The field conditions at Ladd-Peebles Stadium that pre-exist Nagy’s tenure as the event head.
Although turf has an average lifespan of 8-10 years and it was replaced in Ladd-Peebles in 2013, the turf has some notable rough spots and worn areas at various points on the field.
I am not a turf expert, nor are my colleagues, but we noticed these issues more this year than during the previous two. Over the years, we’ve seen our share of prospects suffer week-ending, if not potential career-ending injuries during the first day of these practices. We also saw a lot of players lose their footing.
To be fair, these players haven’t been practicing or playing for at least a couple of weeks and they are participating in new drills against new opponents. This in itself is enough reason for players to lose their footing.

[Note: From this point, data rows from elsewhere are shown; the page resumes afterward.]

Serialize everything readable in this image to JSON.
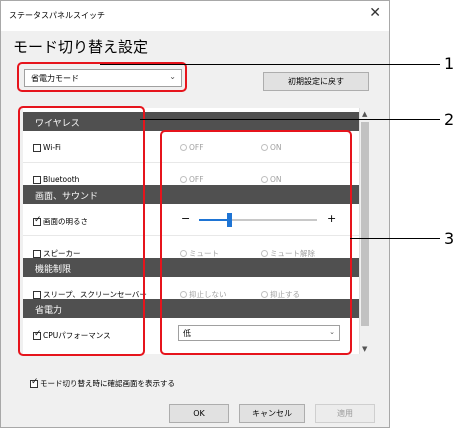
{
  "window": {
    "title": "ステータスパネルスイッチ",
    "close_glyph": "✕"
  },
  "header": {
    "title": "モード切り替え設定"
  },
  "mode": {
    "selected": "省電力モード",
    "arrow": "⌄"
  },
  "reset_button": "初期設定に戻す",
  "sections": [
    {
      "label": "ワイヤレス"
    },
    {
      "label": "画面、サウンド"
    },
    {
      "label": "機能制限"
    },
    {
      "label": "省電力"
    }
  ],
  "rows": {
    "wifi": {
      "label": "Wi-Fi",
      "checked": false,
      "opt1": "OFF",
      "opt2": "ON"
    },
    "bluetooth": {
      "label": "Bluetooth",
      "checked": false,
      "opt1": "OFF",
      "opt2": "ON"
    },
    "brightness": {
      "label": "画面の明るさ",
      "checked": true,
      "minus": "−",
      "plus": "+",
      "level": 0.25
    },
    "speaker": {
      "label": "スピーカー",
      "checked": false,
      "opt1": "ミュート",
      "opt2": "ミュート解除"
    },
    "sleep": {
      "label": "スリープ、スクリーンセーバー",
      "checked": false,
      "opt1": "抑止しない",
      "opt2": "抑止する"
    },
    "cpu": {
      "label": "CPUパフォーマンス",
      "checked": true,
      "value": "低"
    }
  },
  "footer": {
    "confirm_label": "モード切り替え時に確認画面を表示する",
    "confirm_checked": true
  },
  "buttons": {
    "ok": "OK",
    "cancel": "キャンセル",
    "apply": "適用"
  },
  "callouts": [
    "1",
    "2",
    "3"
  ],
  "colors": {
    "callout": "#e6141c",
    "section_bg": "#505050",
    "slider_thumb": "#1e74d4"
  }
}
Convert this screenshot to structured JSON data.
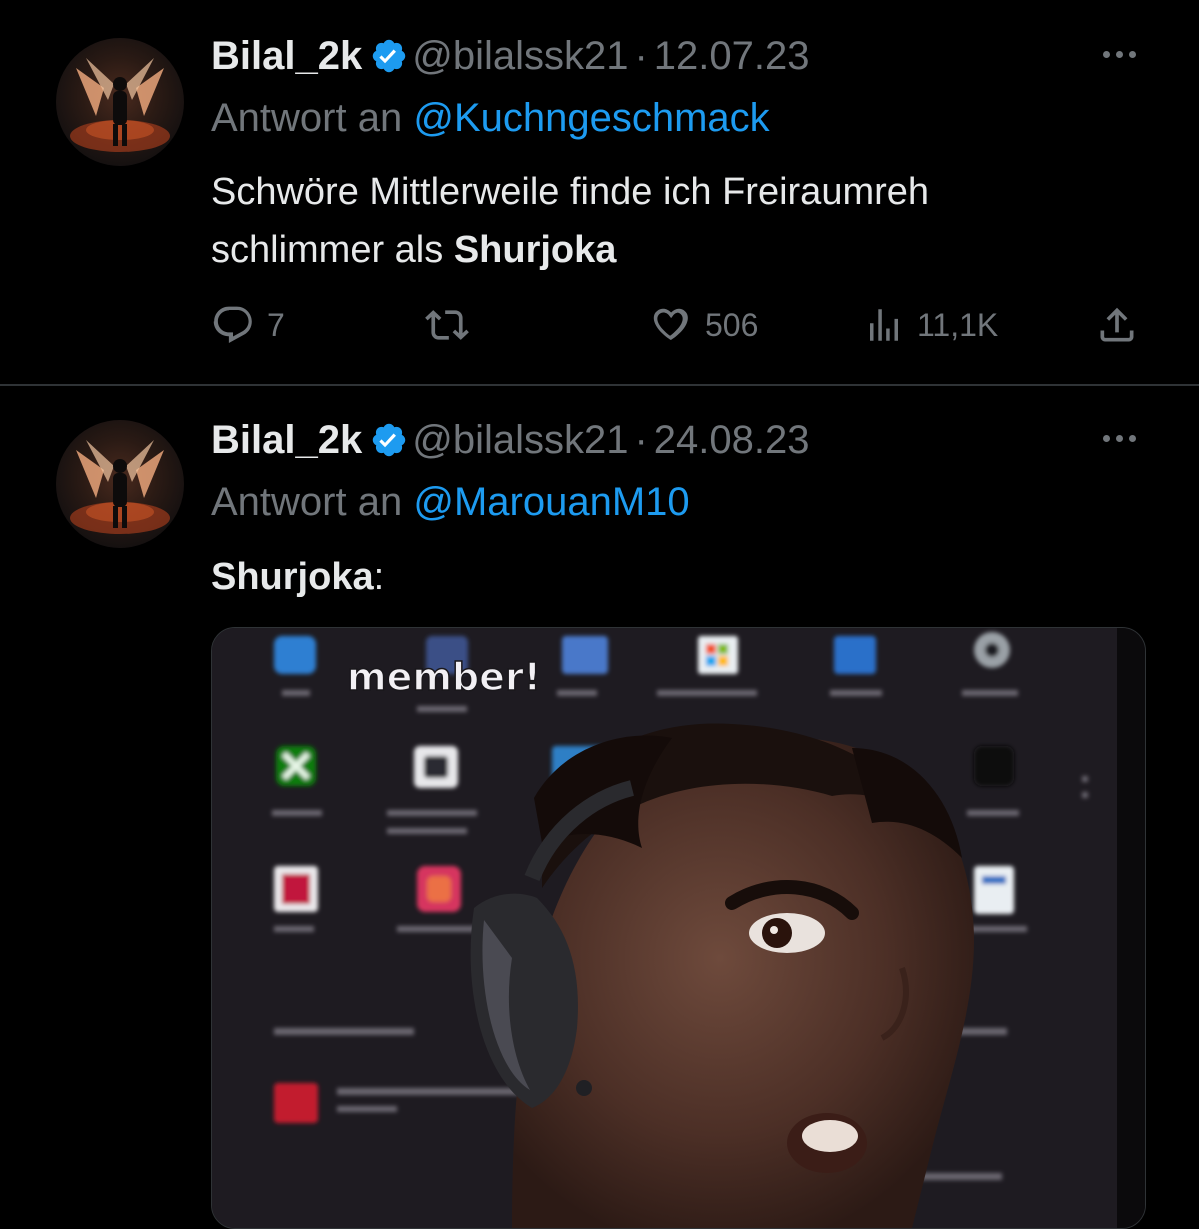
{
  "colors": {
    "background": "#000000",
    "text": "#e7e9ea",
    "muted": "#71767b",
    "link": "#1d9bf0",
    "verified": "#1d9bf0",
    "divider": "#2f3336"
  },
  "tweets": [
    {
      "name": "Bilal_2k",
      "handle": "@bilalssk21",
      "separator": "·",
      "date": "12.07.23",
      "reply_prefix": "Antwort an",
      "reply_to": "@Kuchngeschmack",
      "text_line1": "Schwöre Mittlerweile finde ich Freiraumreh",
      "text_line2_prefix": "schlimmer als ",
      "text_line2_bold": "Shurjoka",
      "metrics": {
        "replies": "7",
        "retweets": "",
        "likes": "506",
        "views": "11,1K"
      },
      "icons": [
        "verified-badge-icon",
        "more-icon",
        "reply-icon",
        "retweet-icon",
        "like-icon",
        "views-icon",
        "share-icon"
      ]
    },
    {
      "name": "Bilal_2k",
      "handle": "@bilalssk21",
      "separator": "·",
      "date": "24.08.23",
      "reply_prefix": "Antwort an",
      "reply_to": "@MarouanM10",
      "text_bold": "Shurjoka",
      "text_rest": ":",
      "media": {
        "caption": "member!"
      }
    }
  ]
}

Even if we cannot make a direct correlation to the condition of the field, the field and facility should not be hosting the top senior football players that are auditioning for a spot among the top 100 selections in the NFL Draft. Candidates for significant investments should be playing at a facility that has the highest standards of field up-keep.
It’s not fair to put this on Phil Savage, either. I know for a fact that the staff that has been running this event for both Savage and Nagy were responsive to safety hazards at Ladd-Peebles because I reported one to them 4-5 years ago.
While in the stands behind the end zone, I went to the area above one of the exit tunnels to get a “coach’s tape” perspective during 11-on-11s. I stood there and took notes for 15 minutes before opting to return to a lower row.
As I turned the corner to take the stairs, I placed my hand on the area of fencing where the horizontal rail meets the vertical rail. I learned that they were not attached at all when my arm went about a foot-and-half past the boundary that fence should have provided — and the rail was still in my hand.
If I had leaned on that fence rail a step or two earlier, I likely fall through and land 15-20 feet below onto the concrete ramp leading to the concession area. As recently as last year, this was an area frequented by scouts and coaches (I remember seeing Bill Belichick hike up there in the past).
I emailed Rob Lehocky about this when practice ended minutes later and they took care of it. Again, the event staff has been excellent.
My concern is that field maintenance and major repairs are significant facility costs that while probably within the director’s purview to recommend the expense, it may not be his call. This may be in the hands of the business and political leaders in the Mobile community.
I enjoy the hospitality of the Mobile community. There are a lot of good people are earning money from the services they provide to the annual influx of the NFL, media, and fans.
There is a smaller group that likely benefits even more from this revenue stream when it can keep the overhead as low as possible. Is this the case with the Senior Bowl? I don’t know.
However, it deserves speculation. If those responsible for the event shared the financials, I’d bet we’d learn this is true.
Making a profit isn’t villainous, but this year’s field conditions and change in schedule might be a sign that we could be reaching a point where being penny-wise will be pound-foolish.
Bookmark the RSP 2019 Senior Bowl Page to find practice reports, videos, and podcasts covering the practice week and the players.